Introduction to Climate and Air
The topics in this theme describe air quality in NSW and the effects of carbon emissions on our climate, as well as how climate change already affects many aspects of our environment.
Energy generation, industrial and manufacturing processes and transport give rise to emissions of air pollutants and greenhouse gases. Ensuring that air quality remains safe and healthy is essential to provide a clean living environment and maintain the wellbeing of the NSW population. While air quality is generally good in NSW, the levels of the major pollutants and the issues that can arise in some situations are discussed in the Air Quality topic.
The build-up of greenhouse gases in the atmosphere since the start of the industrial age is causing our climate to change with potentially serious consequences. The overall levels and trends in greenhouse gas emissions in NSW are described in the Greenhouse Gas Emissions topic. The changes in current temperature and weather patterns in NSW and future projections of change are discussed in Climate Change, as well as the impacts of these changes on the environment more generally.
In this report:
- The effects of climate change, especially increases in temperature, are already being felt and will become more intense in the future.
- NSW greenhouse gas emissions in 2018–19 were 136.6 million tonnes of carbon dioxide equivalent (CO2-e), which is 17% lower than in 2005.
- By 2030, emissions are projected to be 47–52% lower than 2005 levels with current policies implemented.
- NSW air quality is generally good, although particle pollution soared in 2019 due to the continuing drought and unprecedented and extensive bushfires.
Over tens of thousands of years, Aboriginal people and cultures have been able to live effectively with changing climates. Intergenerational knowledge handed down through vibrant cultures has meant Aboriginal peoples have intimate and detailed knowledges of their respective Country and climates.
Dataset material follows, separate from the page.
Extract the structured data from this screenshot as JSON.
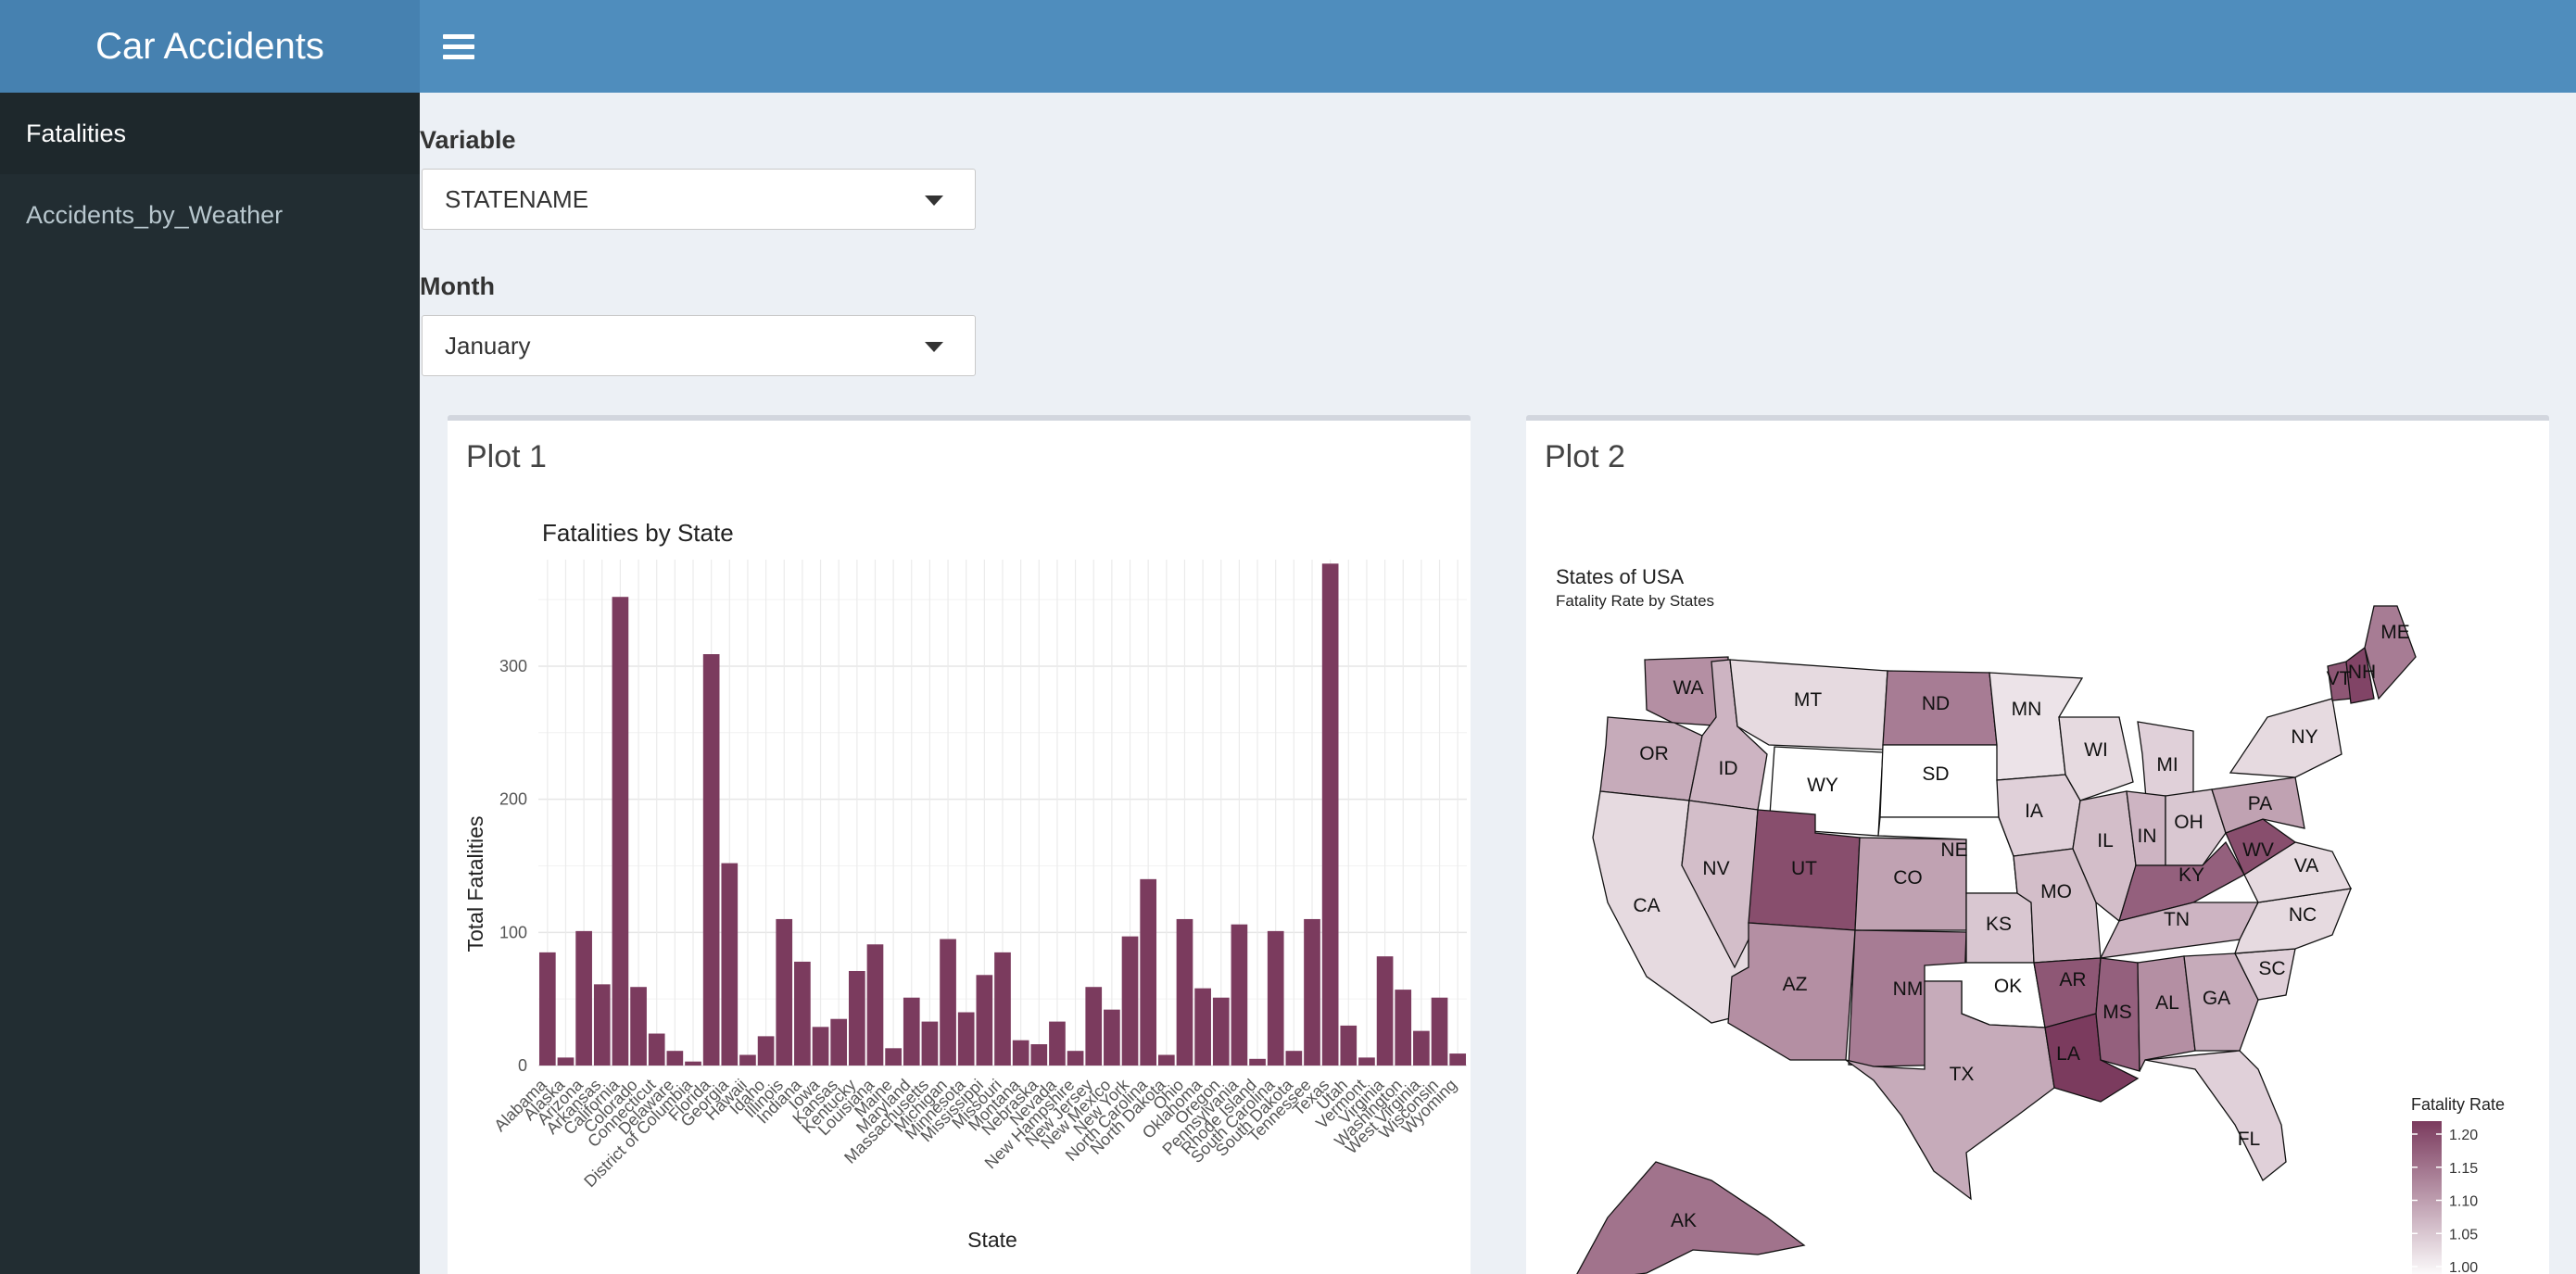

This knowledge has also resulted in effective understanding and management of place, including seasonal calendars which relate to specific lands and waters that guide Aboriginal people on climate matters.
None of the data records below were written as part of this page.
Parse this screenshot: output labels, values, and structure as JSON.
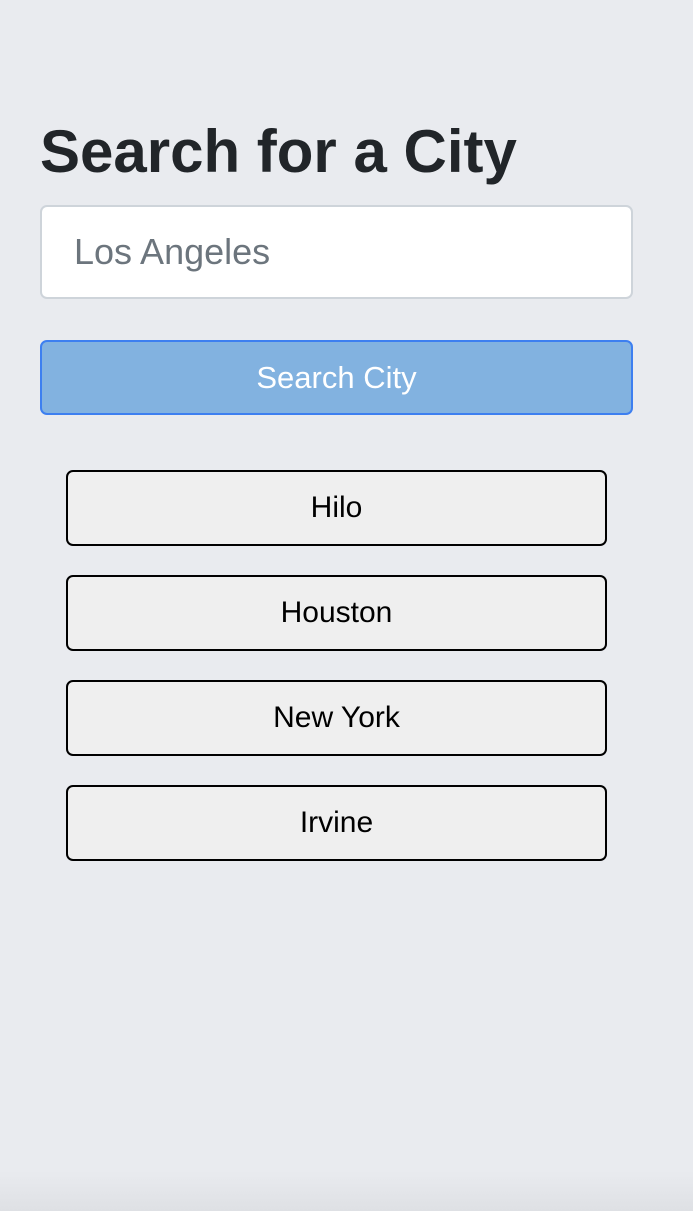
{
  "heading": "Search for a City",
  "search": {
    "placeholder": "Los Angeles",
    "value": ""
  },
  "search_button_label": "Search City",
  "cities": [
    {
      "label": "Hilo"
    },
    {
      "label": "Houston"
    },
    {
      "label": "New York"
    },
    {
      "label": "Irvine"
    }
  ],
  "colors": {
    "background": "#e9ebef",
    "search_button_bg": "#82b2e0",
    "search_button_border": "#3d7ff0",
    "city_button_bg": "#efefef"
  }
}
Aboriginal communities and peoples are, and continue to grow as, major landowners, developers and caretakers across NSW. Decision-makers need to recognise and work with these opportunities to further develop outcomes that Aboriginal peoples are presenting in their land management practices, including those that contribute to a reduced carbon footprint.